  • Xu X, Zhao J, Xu Z, Peng B, Huang Q, Arnold E, Ding J (August 2004). "Structures of human cytosolic NADP-dependent isocitrate dehydrogenase reveal a novel self-regulatory mechanism of activity". The Journal of Biological Chemistry. 279 (32): 33946–57. doi:10.1074/jbc.M404298200. PMID 15173171.
  • Memon AA, Chang JW, Oh BR, Yoo YJ (2005). "Identification of differentially expressed proteins during human urinary bladder cancer progression". Cancer Detection and Prevention. 29 (3): 249–55. doi:10.1016/j.cdp.2005.01.002. PMID 15936593.
  • Guo D, Han J, Adam BL, Colburn NH, Wang MH, Dong Z, Eizirik DL, She JX, Wang CY (December 2005). "Proteomic analysis of SUMO4 substrates in HEK293 cells under serum starvation-induced stress". Biochemical and Biophysical Research Communications. 337 (4): 1308–18. doi:10.1016/j.bbrc.2005.09.191. PMID 16236267.
  • Kullberg M, Nilsson MA, Arnason U, Harley EH, Janke A (August 2006). "Housekeeping genes for phylogenetic analysis of eutherian relationships". Molecular Biology and Evolution. 23 (8): 1493–503. doi:10.1093/molbev/msl027. PMID 16751257.

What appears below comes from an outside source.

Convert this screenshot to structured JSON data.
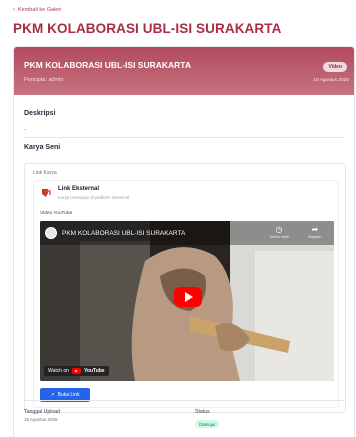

  • Wanders RJ, Waterham HR (2006). "Biochemistry of mammalian peroxisomes revisited". Annual Review of Biochemistry. 75: 295–332. doi:10.1146/annurev.biochem.74.082803.133329. PMID 16756494.
  • Balss J, Meyer J, Mueller W, Korshunov A, Hartmann C, von Deimling A (December 2008). "Analysis of the IDH1 codon 132 mutation in brain tumors". Acta Neuropathologica. 116 (6): 597–602. doi:10.1007/s00401-008-0455-2. PMID 18985363.
  • Bleeker FE, Lamba S, Leenstra S, Troost D, Hulsebos T, Vandertop WP, Frattini M, Molinari F, Knowles M, Cerrato A, Rodolfo M, Scarpa A, Felicioni L, Buttitta F, Malatesta S, Marchetti A, Bardelli A (January 2009). "IDH1 mutations at residue p.R132 (IDH1(R132)) occur frequently in high-grade gliomas but not in other solid tumors". Human Mutation. 30 (1): 7–11. doi:10.1002/humu.20937. PMID 19117336.

This article incorporates text from the United States National Library of Medicine, which is in the public domain.